“It was great,” Lorna Bracewell, a
gay activist with Join the Impact Florida, said about a rally and
march held Monday in support of three pro-gay bills currently being
debated in the Florida Legislature.
About 1,000 people stood under the
threat of rain outside the Capitol building chanting familiar gay
activist slogans such as “What do we want? Equality! When do we
want it? Now!” and “Gay, straight, black, white; marriage is a
Students from Florida State University
and young people made up the bulk of the crowd. Several hundred
students marched about three-quarters of a mile from the FSU campus
to the Capitol grounds chanting “GLBT you can't take my rights from
The memory of slain gay rights activist
and politician Harvey Milk lingered in the air as his nephew Stuart
Milk took the podium. Milk joked that his uncle, known to be
melodramatic, was manipulating the weather to enhance the drama of
“[Stuart Milk] got to this moment
when he was sharing a personal memory of Uncle Harvey, how he used to
say 'Diversity is the medicine the world needs to cure its ills', and
as he was saying this the sun broke through,” Bracewell told On
Top Magazine. “It was inspiring, but so cheesy. Like if it
happened in a movie we would all roll our eyes and groan.”
Also speaking was Martin Gill, the
forty-seven-year-old man at the center of Florida's gay adoption ban.
Late last year, a Miami-Dade circuit court judge said the ban was
“unconstitutional” and had “no rational basis” in her 53-page
order that allows Gill and his partner to legally adopt the 4- and
8-year-old half brothers they have raised since 2004. The state
appealed the ruling and it appears the Florida Supreme Court will
likely decide the matter.
“It doesn't matter how good a parent
you are, if you're gay or lesbian, you cannot be considered for
adoption in this state,” said Gill. “That is shameful.”
Senator Nan Rich, a Democrat from
Weston, has introduced a bill that would repeal the 1977 prohibition
and another that would grant judges the discretion to determine
adoptions solely on “the best interests” of the child.
The rally, called “Rally in Tally,”
was organized by Equality Florida with the goal of shoring up support
for three bills before the Legislature: A domestic partnership bill
introduced by Democratic Senator Eleanor Sobel, Senator Rich's gay
adoption bills, and a gay and lesbian protections bill that would add
sexual orientation and gender identity to the classes of people
protected in the areas of employment, housing and public
accommodations in the state.
Bracewell credited social networking
sites such as Facebook for the event's large turnout.
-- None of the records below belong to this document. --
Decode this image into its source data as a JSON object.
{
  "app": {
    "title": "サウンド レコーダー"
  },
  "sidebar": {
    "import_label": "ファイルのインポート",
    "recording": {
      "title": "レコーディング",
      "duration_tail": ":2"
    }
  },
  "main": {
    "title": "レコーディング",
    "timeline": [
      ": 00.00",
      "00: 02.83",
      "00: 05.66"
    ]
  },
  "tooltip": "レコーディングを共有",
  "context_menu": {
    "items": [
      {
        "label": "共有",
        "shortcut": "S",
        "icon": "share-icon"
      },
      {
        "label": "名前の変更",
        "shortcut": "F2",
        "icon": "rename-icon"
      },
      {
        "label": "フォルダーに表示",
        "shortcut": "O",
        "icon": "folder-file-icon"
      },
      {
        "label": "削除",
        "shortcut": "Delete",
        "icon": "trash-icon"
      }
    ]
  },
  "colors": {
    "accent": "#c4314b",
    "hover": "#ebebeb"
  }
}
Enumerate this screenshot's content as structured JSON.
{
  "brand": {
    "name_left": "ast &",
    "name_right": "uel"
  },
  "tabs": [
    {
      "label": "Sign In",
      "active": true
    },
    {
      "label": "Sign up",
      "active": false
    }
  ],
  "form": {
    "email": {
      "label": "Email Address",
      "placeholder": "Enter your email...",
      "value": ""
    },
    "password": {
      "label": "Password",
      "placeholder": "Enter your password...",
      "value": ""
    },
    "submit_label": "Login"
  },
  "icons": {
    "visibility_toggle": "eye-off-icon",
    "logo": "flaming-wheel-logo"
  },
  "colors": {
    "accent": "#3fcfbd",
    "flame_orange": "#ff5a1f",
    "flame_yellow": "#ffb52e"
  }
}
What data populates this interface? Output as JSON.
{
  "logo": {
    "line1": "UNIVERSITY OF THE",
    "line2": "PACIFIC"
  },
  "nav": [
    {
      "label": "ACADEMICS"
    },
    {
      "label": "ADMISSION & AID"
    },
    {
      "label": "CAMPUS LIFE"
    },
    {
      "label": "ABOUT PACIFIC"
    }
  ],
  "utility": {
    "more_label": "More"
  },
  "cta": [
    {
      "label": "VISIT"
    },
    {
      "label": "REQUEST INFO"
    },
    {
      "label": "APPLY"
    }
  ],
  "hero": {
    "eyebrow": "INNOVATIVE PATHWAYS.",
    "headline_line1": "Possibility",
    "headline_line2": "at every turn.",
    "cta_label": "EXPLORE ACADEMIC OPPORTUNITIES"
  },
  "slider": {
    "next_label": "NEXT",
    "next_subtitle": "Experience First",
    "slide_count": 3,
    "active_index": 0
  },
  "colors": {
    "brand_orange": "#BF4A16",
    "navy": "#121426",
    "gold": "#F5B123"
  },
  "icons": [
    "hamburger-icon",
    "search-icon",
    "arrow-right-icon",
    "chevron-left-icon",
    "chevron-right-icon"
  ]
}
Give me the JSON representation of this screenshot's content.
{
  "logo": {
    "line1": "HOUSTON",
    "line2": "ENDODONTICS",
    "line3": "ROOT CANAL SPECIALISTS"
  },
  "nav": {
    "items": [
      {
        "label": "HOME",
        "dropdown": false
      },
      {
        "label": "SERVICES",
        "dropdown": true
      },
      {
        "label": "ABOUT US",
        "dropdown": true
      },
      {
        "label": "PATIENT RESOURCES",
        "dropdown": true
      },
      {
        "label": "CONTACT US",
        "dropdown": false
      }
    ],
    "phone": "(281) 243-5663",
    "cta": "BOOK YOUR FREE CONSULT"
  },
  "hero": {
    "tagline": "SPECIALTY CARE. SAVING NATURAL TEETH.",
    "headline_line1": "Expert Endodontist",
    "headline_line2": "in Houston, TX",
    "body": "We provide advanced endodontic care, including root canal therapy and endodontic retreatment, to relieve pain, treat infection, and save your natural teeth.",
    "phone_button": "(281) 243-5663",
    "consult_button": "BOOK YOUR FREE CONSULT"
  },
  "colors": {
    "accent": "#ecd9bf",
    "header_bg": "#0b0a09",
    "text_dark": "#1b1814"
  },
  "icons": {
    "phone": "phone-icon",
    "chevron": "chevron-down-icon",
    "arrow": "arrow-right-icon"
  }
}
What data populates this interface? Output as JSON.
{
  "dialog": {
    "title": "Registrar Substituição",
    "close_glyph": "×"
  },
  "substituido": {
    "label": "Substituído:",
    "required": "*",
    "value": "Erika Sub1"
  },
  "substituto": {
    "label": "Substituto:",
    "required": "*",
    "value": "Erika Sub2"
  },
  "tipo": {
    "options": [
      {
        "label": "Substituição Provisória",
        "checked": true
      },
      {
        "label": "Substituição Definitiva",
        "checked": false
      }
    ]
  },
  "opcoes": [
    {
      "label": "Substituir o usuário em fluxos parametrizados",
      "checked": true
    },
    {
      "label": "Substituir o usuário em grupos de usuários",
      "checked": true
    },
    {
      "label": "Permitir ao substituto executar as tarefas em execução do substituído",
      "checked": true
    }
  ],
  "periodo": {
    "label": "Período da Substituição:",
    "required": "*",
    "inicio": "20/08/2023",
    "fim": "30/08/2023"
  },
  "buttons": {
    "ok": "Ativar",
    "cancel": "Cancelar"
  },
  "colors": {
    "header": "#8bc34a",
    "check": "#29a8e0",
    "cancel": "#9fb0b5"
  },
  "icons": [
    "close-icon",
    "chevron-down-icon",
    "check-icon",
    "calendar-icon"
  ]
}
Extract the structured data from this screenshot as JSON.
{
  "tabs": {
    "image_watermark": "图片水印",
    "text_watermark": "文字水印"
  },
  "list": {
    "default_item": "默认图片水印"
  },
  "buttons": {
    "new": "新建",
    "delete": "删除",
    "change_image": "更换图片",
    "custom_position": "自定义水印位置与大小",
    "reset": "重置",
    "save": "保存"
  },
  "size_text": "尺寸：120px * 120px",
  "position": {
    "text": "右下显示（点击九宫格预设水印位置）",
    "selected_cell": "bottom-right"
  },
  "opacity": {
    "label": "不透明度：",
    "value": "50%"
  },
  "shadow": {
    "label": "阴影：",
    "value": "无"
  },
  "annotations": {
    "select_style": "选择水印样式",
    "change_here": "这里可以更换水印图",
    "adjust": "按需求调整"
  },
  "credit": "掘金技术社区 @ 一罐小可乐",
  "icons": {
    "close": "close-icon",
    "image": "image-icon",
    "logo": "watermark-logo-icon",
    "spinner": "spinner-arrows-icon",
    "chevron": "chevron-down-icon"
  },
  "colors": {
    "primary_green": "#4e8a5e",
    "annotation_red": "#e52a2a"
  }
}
And she said Join
the Impact Florida is currently working on a campaign that targets
donors of the yes-to-marriage campaign, the November 4 measure that
banned gay marriage in the state, with a reminder postcard.
“The postcard will have a very simply
graphic on it and a quote from scripture,” Bracewell said, adding
that the group had not settled on the specific text.
“It is to remind them that that
donation they made and that support they gave affected the lives of
real people,” she added.
Of the three bills, gay activists say
the gay protections bill holds the most promise.
On the Net: Join the Impact Florida is